■ WORK TO BE COMPLETED ■
Your task is to copy each line of the records that includes the string "date".

[Website and app data records]

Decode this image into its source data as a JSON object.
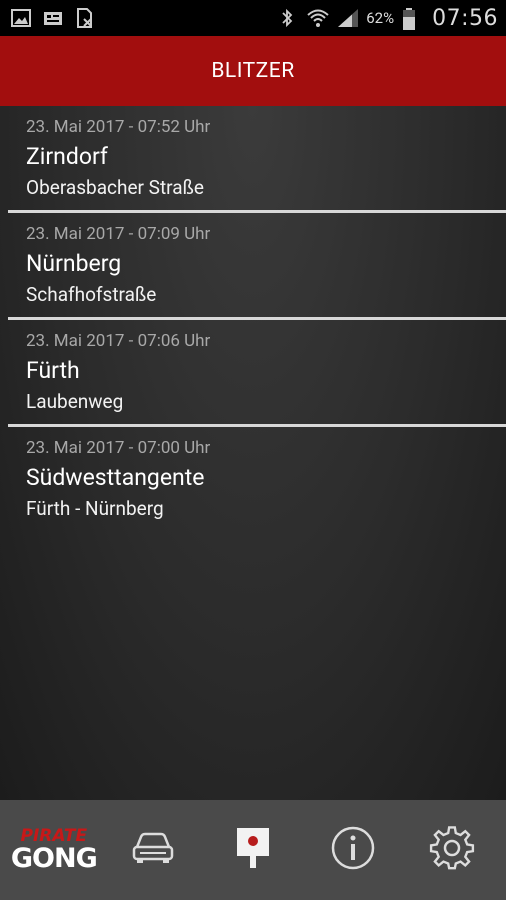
{
  "status_bar": {
    "battery_percent": "62%",
    "time": "07:56",
    "icons": [
      "image-icon",
      "sim-icon",
      "file-x-icon",
      "bluetooth-icon",
      "wifi-icon",
      "signal-icon",
      "battery-icon"
    ]
  },
  "app_bar": {
    "title": "BLITZER",
    "color": "#a20e0e"
  },
  "items": [
    {
      "date": "23. Mai 2017 - 07:52 Uhr",
      "city": "Zirndorf",
      "street": "Oberasbacher Straße"
    },
    {
      "date": "23. Mai 2017 - 07:09 Uhr",
      "city": "Nürnberg",
      "street": "Schafhofstraße"
    },
    {
      "date": "23. Mai 2017 - 07:06 Uhr",
      "city": "Fürth",
      "street": "Laubenweg"
    },
    {
      "date": "23. Mai 2017 - 07:00 Uhr",
      "city": "Südwesttangente",
      "street": "Fürth - Nürnberg"
    }
  ],
  "bottom_nav": {
    "logo_top": "PIRATE",
    "logo_bottom": "GONG",
    "icons": [
      "logo",
      "car-icon",
      "speed-camera-icon",
      "info-icon",
      "settings-icon"
    ]
  }
}
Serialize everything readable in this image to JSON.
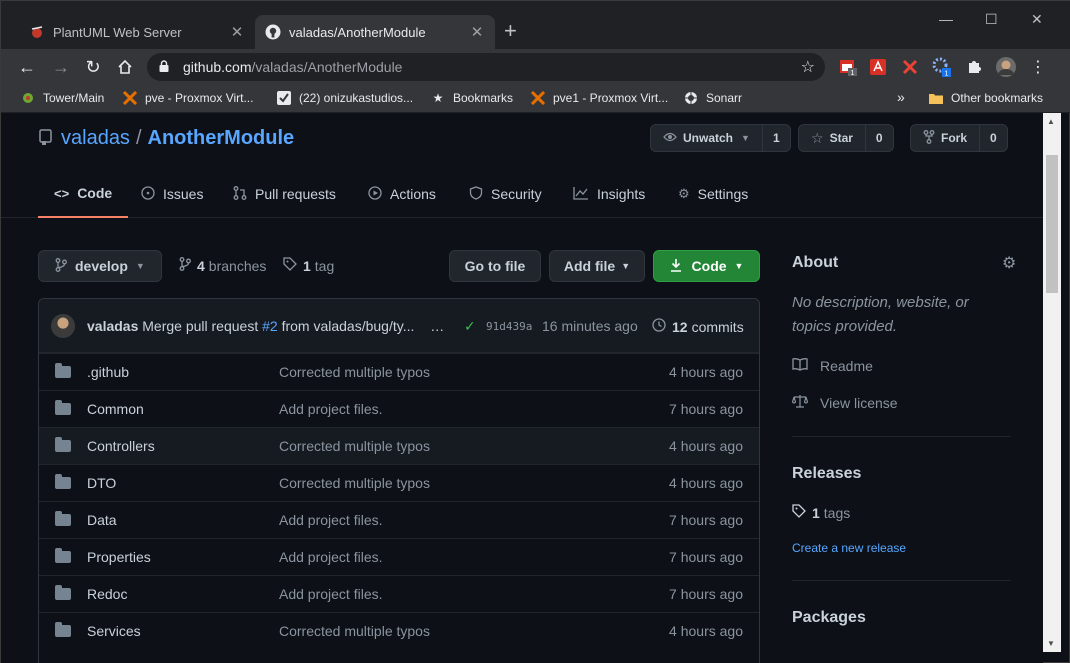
{
  "browser": {
    "tabs": [
      {
        "title": "PlantUML Web Server",
        "active": false
      },
      {
        "title": "valadas/AnotherModule",
        "active": true
      }
    ],
    "new_tab": "+",
    "address": {
      "host": "github.com",
      "path": "/valadas/AnotherModule"
    },
    "extensions": [
      {
        "icon": "calendar-extension-icon",
        "badge": "1"
      },
      {
        "icon": "pdf-extension-icon"
      },
      {
        "icon": "x-extension-icon"
      },
      {
        "icon": "gear-extension-icon",
        "badge": "1"
      },
      {
        "icon": "puzzle-icon"
      },
      {
        "icon": "profile-avatar"
      }
    ],
    "bookmarks": [
      {
        "label": "Tower/Main",
        "icon": "green-dot-icon"
      },
      {
        "label": "pve - Proxmox Virt...",
        "icon": "proxmox-icon"
      },
      {
        "label": "(22) onizukastudios...",
        "icon": "check-icon"
      },
      {
        "label": "Bookmarks",
        "icon": "star-icon"
      },
      {
        "label": "pve1 - Proxmox Virt...",
        "icon": "proxmox-icon"
      },
      {
        "label": "Sonarr",
        "icon": "sonarr-icon"
      }
    ],
    "overflow": "»",
    "other_bookmarks": "Other bookmarks"
  },
  "repo": {
    "owner": "valadas",
    "separator": "/",
    "name": "AnotherModule",
    "watch": {
      "label": "Unwatch",
      "count": "1"
    },
    "star": {
      "label": "Star",
      "count": "0"
    },
    "fork": {
      "label": "Fork",
      "count": "0"
    }
  },
  "nav_tabs": [
    {
      "label": "Code",
      "active": true
    },
    {
      "label": "Issues"
    },
    {
      "label": "Pull requests"
    },
    {
      "label": "Actions"
    },
    {
      "label": "Security"
    },
    {
      "label": "Insights"
    },
    {
      "label": "Settings"
    }
  ],
  "toolbar": {
    "branch": "develop",
    "branches_count": "4",
    "branches_label": "branches",
    "tags_count": "1",
    "tags_label": "tag",
    "go_to_file": "Go to file",
    "add_file": "Add file",
    "code": "Code"
  },
  "last_commit": {
    "author": "valadas",
    "message_prefix": "Merge pull request",
    "pr": "#2",
    "message_suffix": "from valadas/bug/ty...",
    "ellipsis": "…",
    "sha": "91d439a",
    "time": "16 minutes ago",
    "commits_count": "12",
    "commits_label": "commits"
  },
  "files": [
    {
      "name": ".github",
      "message": "Corrected multiple typos",
      "age": "4 hours ago"
    },
    {
      "name": "Common",
      "message": "Add project files.",
      "age": "7 hours ago"
    },
    {
      "name": "Controllers",
      "message": "Corrected multiple typos",
      "age": "4 hours ago"
    },
    {
      "name": "DTO",
      "message": "Corrected multiple typos",
      "age": "4 hours ago"
    },
    {
      "name": "Data",
      "message": "Add project files.",
      "age": "7 hours ago"
    },
    {
      "name": "Properties",
      "message": "Add project files.",
      "age": "7 hours ago"
    },
    {
      "name": "Redoc",
      "message": "Add project files.",
      "age": "7 hours ago"
    },
    {
      "name": "Services",
      "message": "Corrected multiple typos",
      "age": "4 hours ago"
    }
  ],
  "about": {
    "heading": "About",
    "description": "No description, website, or topics provided.",
    "readme": "Readme",
    "license": "View license"
  },
  "releases": {
    "heading": "Releases",
    "tags_count": "1",
    "tags_label": "tags",
    "create": "Create a new release"
  },
  "packages": {
    "heading": "Packages"
  },
  "colors": {
    "accent_link": "#58a6ff",
    "primary_button": "#238636",
    "active_tab_underline": "#f78166",
    "background": "#0d1117"
  }
}
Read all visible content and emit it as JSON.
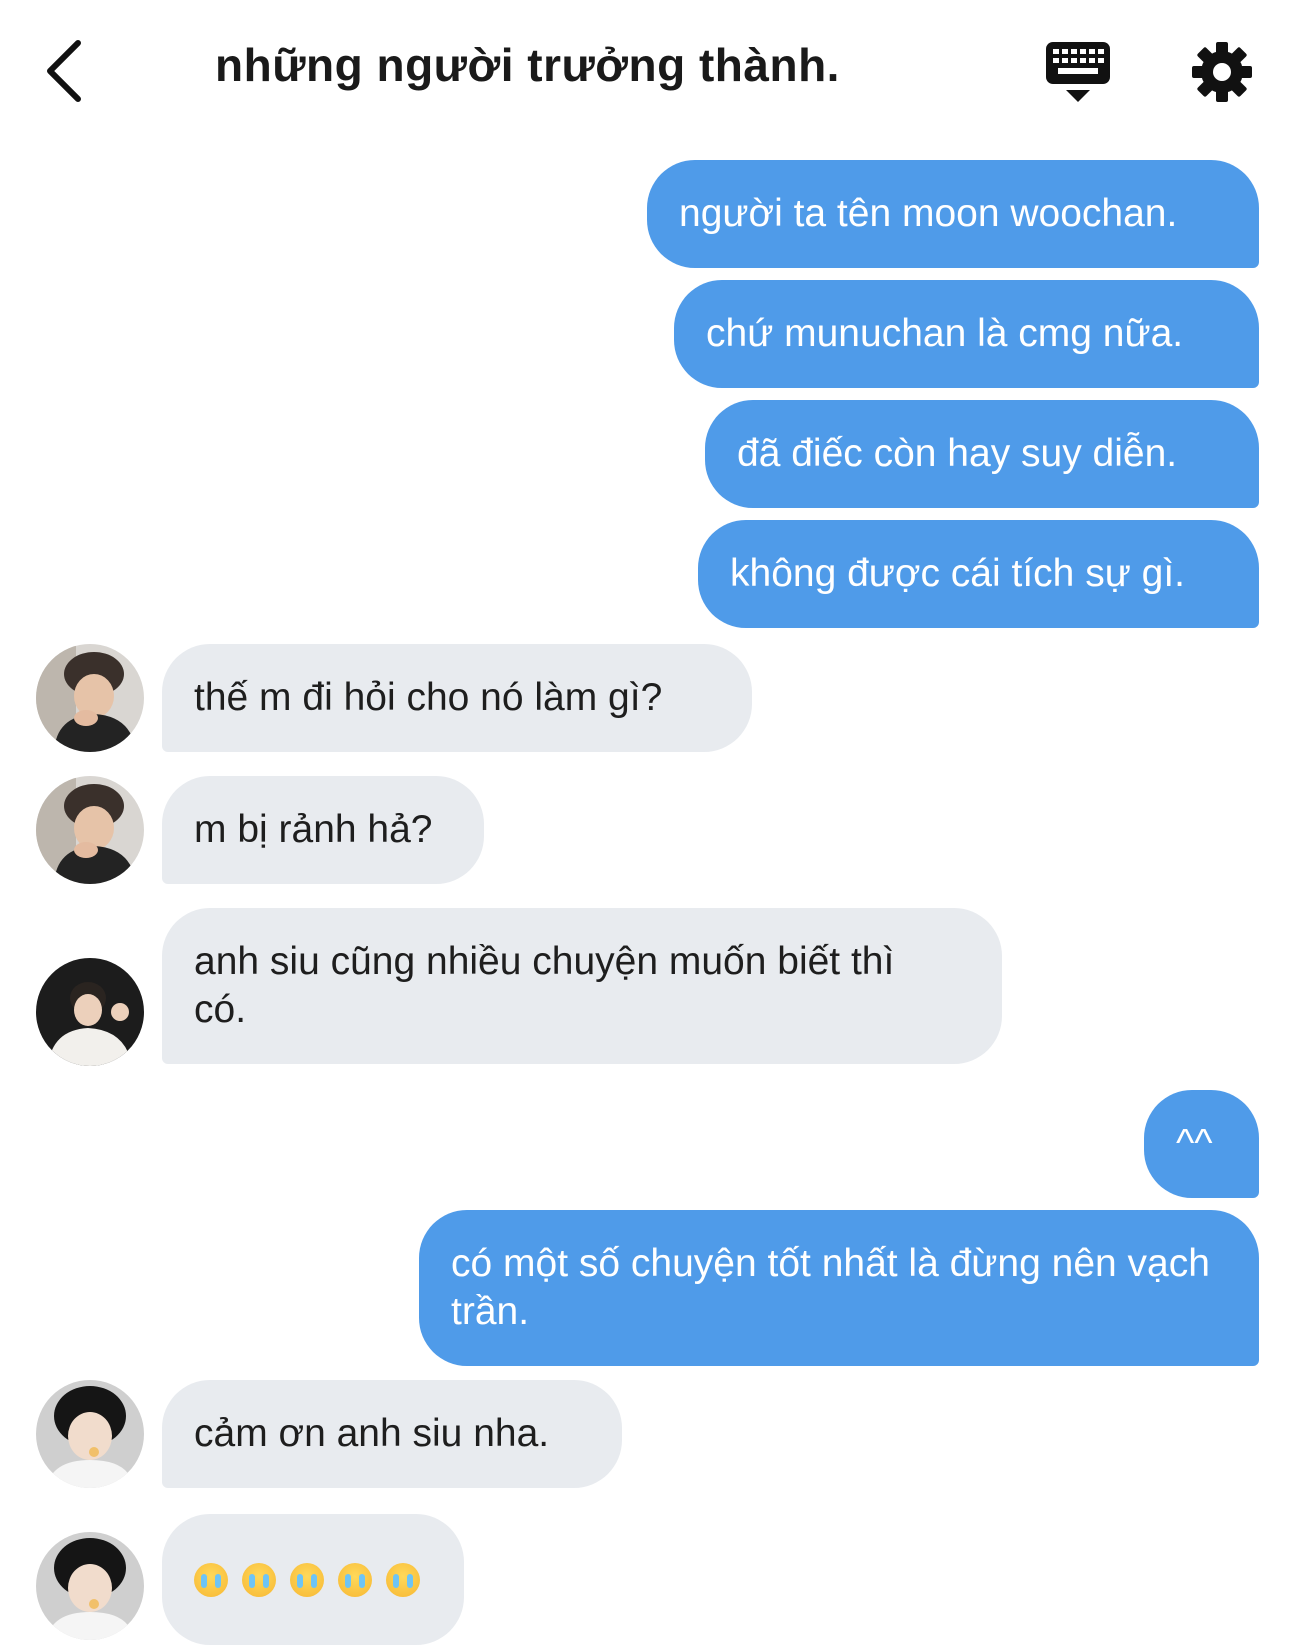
{
  "header": {
    "title": "những người trưởng thành."
  },
  "messages": [
    {
      "side": "out",
      "text": "người ta tên moon woochan."
    },
    {
      "side": "out",
      "text": "chứ munuchan là cmg nữa."
    },
    {
      "side": "out",
      "text": "đã điếc còn hay suy diễn."
    },
    {
      "side": "out",
      "text": "không được cái tích sự gì."
    },
    {
      "side": "in",
      "text": "thế m đi hỏi cho nó làm gì?"
    },
    {
      "side": "in",
      "text": "m bị rảnh hả?"
    },
    {
      "side": "in",
      "text": "anh siu cũng nhiều chuyện muốn biết thì có."
    },
    {
      "side": "out",
      "text": "^^"
    },
    {
      "side": "out",
      "text": "có một số chuyện tốt nhất là đừng nên vạch trần."
    },
    {
      "side": "in",
      "text": "cảm ơn anh siu nha."
    },
    {
      "side": "in",
      "emoji": "loudly-crying-face",
      "count": 5
    }
  ],
  "icons": {
    "back": "chevron-left-icon",
    "keyboard": "keyboard-icon",
    "settings": "gear-icon"
  },
  "colors": {
    "outgoing_bubble": "#4f9be9",
    "incoming_bubble": "#e8ebef",
    "outgoing_text": "#ffffff",
    "incoming_text": "#1e1e1e"
  }
}
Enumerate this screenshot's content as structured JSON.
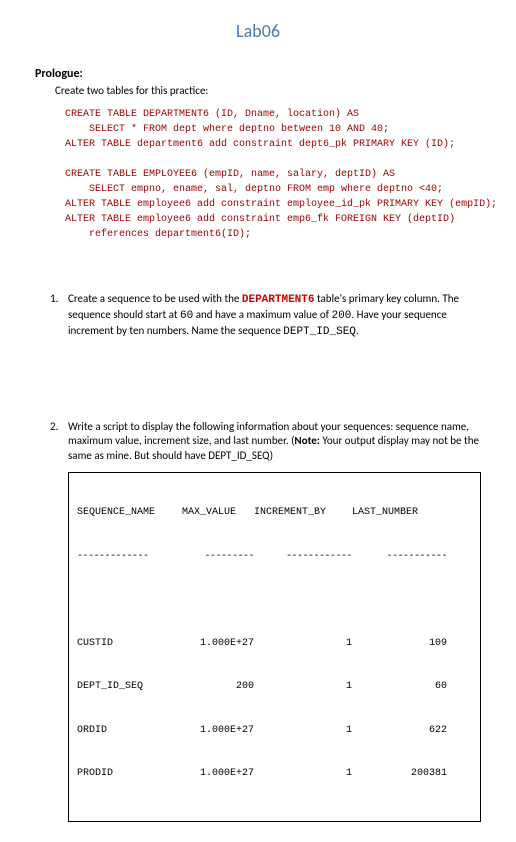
{
  "title": "Lab06",
  "prologue": {
    "heading": "Prologue:",
    "text": "Create two tables for this practice:"
  },
  "code": "CREATE TABLE DEPARTMENT6 (ID, Dname, location) AS\n    SELECT * FROM dept where deptno between 10 AND 40;\nALTER TABLE department6 add constraint dept6_pk PRIMARY KEY (ID);\n\nCREATE TABLE EMPLOYEE6 (empID, name, salary, deptID) AS\n    SELECT empno, ename, sal, deptno FROM emp where deptno <40;\nALTER TABLE employee6 add constraint employee_id_pk PRIMARY KEY (empID);\nALTER TABLE employee6 add constraint emp6_fk FOREIGN KEY (deptID)\n    references department6(ID);",
  "q1": {
    "num": "1.",
    "pre": "Create a sequence to be used with the ",
    "kw": "DEPARTMENT6",
    "post1": " table's primary key column. The sequence should start at ",
    "v1": "60",
    "post2": " and have a maximum value of ",
    "v2": "200",
    "post3": ". Have your sequence increment by ten numbers. Name the sequence ",
    "seqname": "DEPT_ID_SEQ",
    "post4": "."
  },
  "q2": {
    "num": "2.",
    "text1": "Write a script to display the following information about your sequences: sequence name, maximum value, increment size, and last number.  (",
    "notelabel": "Note:",
    "text2": " Your output display may not be the same as mine.  But should have DEPT_ID_SEQ)"
  },
  "table": {
    "h1": "SEQUENCE_NAME",
    "h2": "MAX_VALUE",
    "h3": "INCREMENT_BY",
    "h4": "LAST_NUMBER",
    "d1": "-------------",
    "d2": "---------",
    "d3": "------------",
    "d4": "-----------",
    "r1": {
      "c1": "CUSTID",
      "c2": "1.000E+27",
      "c3": "1",
      "c4": "109"
    },
    "r2": {
      "c1": "DEPT_ID_SEQ",
      "c2": "200",
      "c3": "1",
      "c4": "60"
    },
    "r3": {
      "c1": "ORDID",
      "c2": "1.000E+27",
      "c3": "1",
      "c4": "622"
    },
    "r4": {
      "c1": "PRODID",
      "c2": "1.000E+27",
      "c3": "1",
      "c4": "200381"
    }
  }
}
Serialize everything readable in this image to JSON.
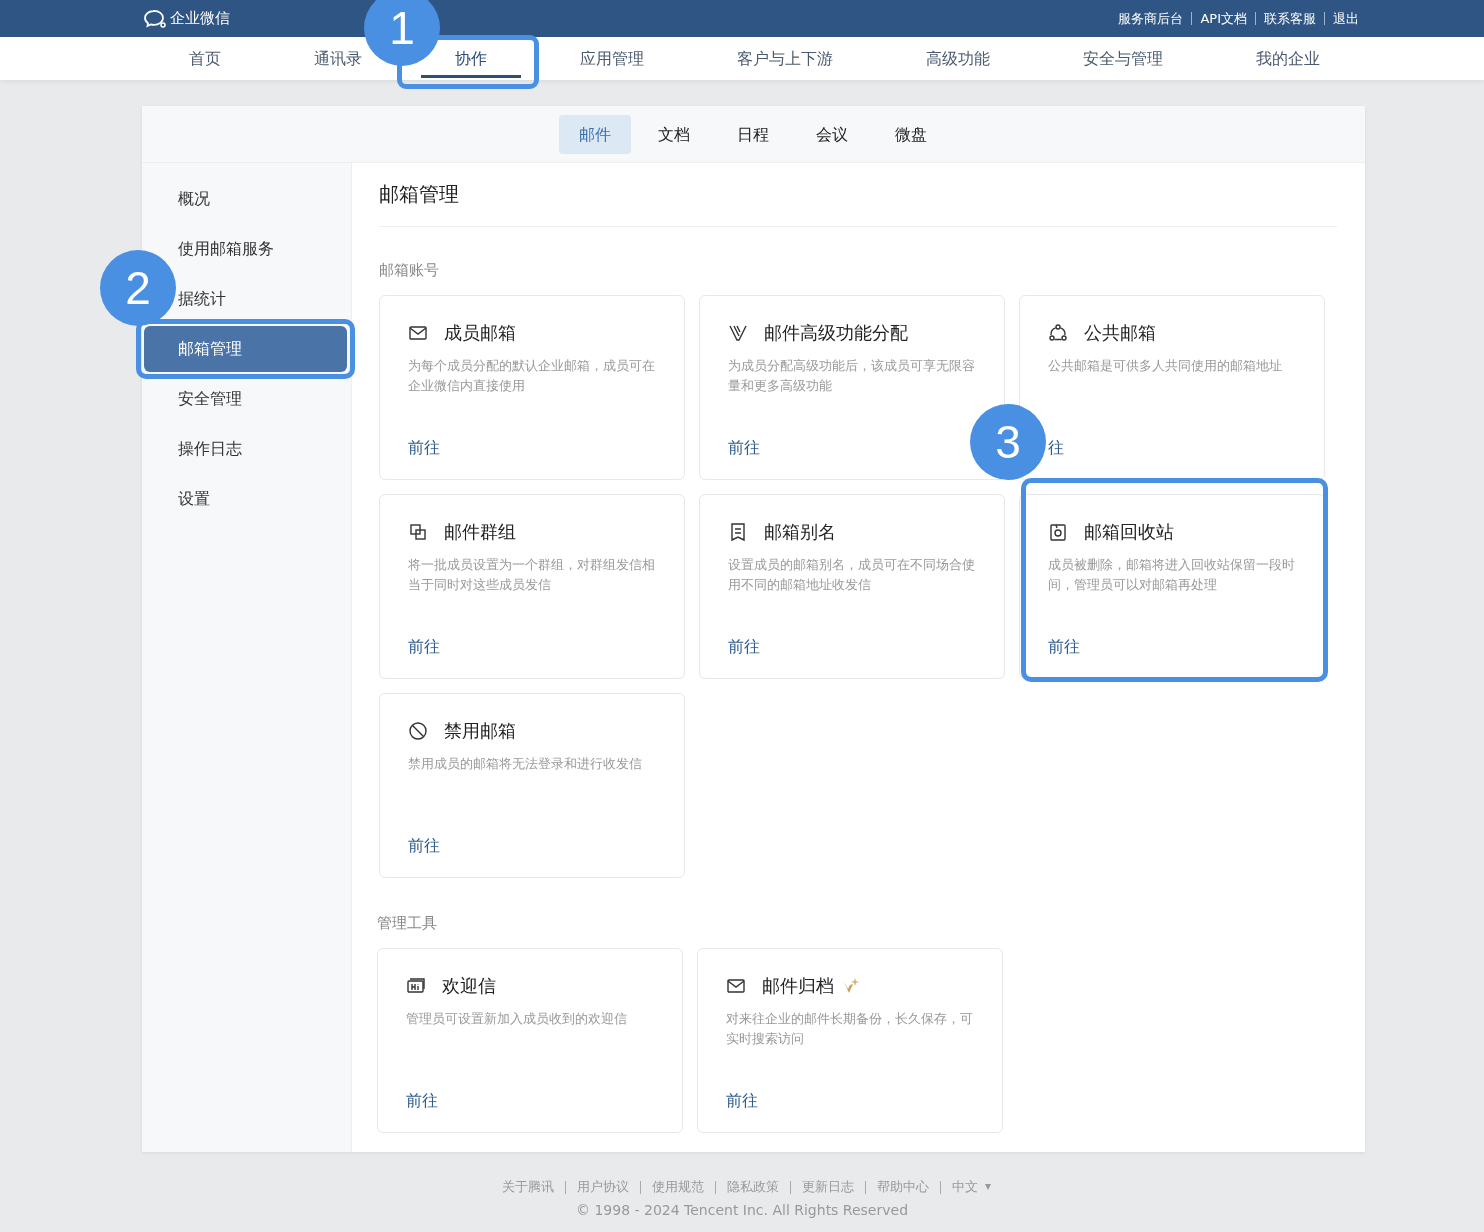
{
  "top_bar": {
    "logo": "企业微信",
    "links": [
      "服务商后台",
      "API文档",
      "联系客服",
      "退出"
    ]
  },
  "nav": [
    {
      "label": "首页",
      "selected": false
    },
    {
      "label": "通讯录",
      "selected": false
    },
    {
      "label": "协作",
      "selected": true,
      "callout": "1"
    },
    {
      "label": "应用管理",
      "selected": false
    },
    {
      "label": "客户与上下游",
      "selected": false
    },
    {
      "label": "高级功能",
      "selected": false
    },
    {
      "label": "安全与管理",
      "selected": false
    },
    {
      "label": "我的企业",
      "selected": false
    }
  ],
  "subtabs": [
    {
      "label": "邮件",
      "selected": true
    },
    {
      "label": "文档",
      "selected": false
    },
    {
      "label": "日程",
      "selected": false
    },
    {
      "label": "会议",
      "selected": false
    },
    {
      "label": "微盘",
      "selected": false
    }
  ],
  "sidebar": [
    {
      "label": "概况",
      "selected": false
    },
    {
      "label": "使用邮箱服务",
      "selected": false
    },
    {
      "label": "据统计",
      "selected": false
    },
    {
      "label": "邮箱管理",
      "selected": true,
      "callout": "2"
    },
    {
      "label": "安全管理",
      "selected": false
    },
    {
      "label": "操作日志",
      "selected": false
    },
    {
      "label": "设置",
      "selected": false
    }
  ],
  "page_title": "邮箱管理",
  "sections": [
    {
      "title": "邮箱账号",
      "cards": [
        {
          "title": "成员邮箱",
          "description": "为每个成员分配的默认企业邮箱，成员可在企业微信内直接使用",
          "link": "前往",
          "premium": false
        },
        {
          "title": "邮件高级功能分配",
          "description": "为成员分配高级功能后，该成员可享无限容量和更多高级功能",
          "link": "前往",
          "premium": false
        },
        {
          "title": "公共邮箱",
          "description": "公共邮箱是可供多人共同使用的邮箱地址",
          "link": "往",
          "premium": false
        },
        {
          "title": "邮件群组",
          "description": "将一批成员设置为一个群组，对群组发信相当于同时对这些成员发信",
          "link": "前往",
          "premium": false
        },
        {
          "title": "邮箱别名",
          "description": "设置成员的邮箱别名，成员可在不同场合使用不同的邮箱地址收发信",
          "link": "前往",
          "premium": false
        },
        {
          "title": "邮箱回收站",
          "description": "成员被删除，邮箱将进入回收站保留一段时间，管理员可以对邮箱再处理",
          "link": "前往",
          "premium": false,
          "callout": "3"
        },
        {
          "title": "禁用邮箱",
          "description": "禁用成员的邮箱将无法登录和进行收发信",
          "link": "前往",
          "premium": false
        }
      ]
    },
    {
      "title": "管理工具",
      "cards": [
        {
          "title": "欢迎信",
          "description": "管理员可设置新加入成员收到的欢迎信",
          "link": "前往",
          "premium": false
        },
        {
          "title": "邮件归档",
          "description": "对来往企业的邮件长期备份，长久保存，可实时搜索访问",
          "link": "前往",
          "premium": true
        }
      ]
    }
  ],
  "footer": {
    "links": [
      "关于腾讯",
      "用户协议",
      "使用规范",
      "隐私政策",
      "更新日志",
      "帮助中心"
    ],
    "language": "中文",
    "copyright": "© 1998 - 2024 Tencent Inc. All Rights Reserved"
  }
}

■ COMPLETED TASK ■
      "date": "23. Mai 2017 - 07:52 Uhr",
      "date": "23. Mai 2017 - 07:09 Uhr",
      "date": "23. Mai 2017 - 07:06 Uhr",
      "date": "23. Mai 2017 - 07:00 Uhr",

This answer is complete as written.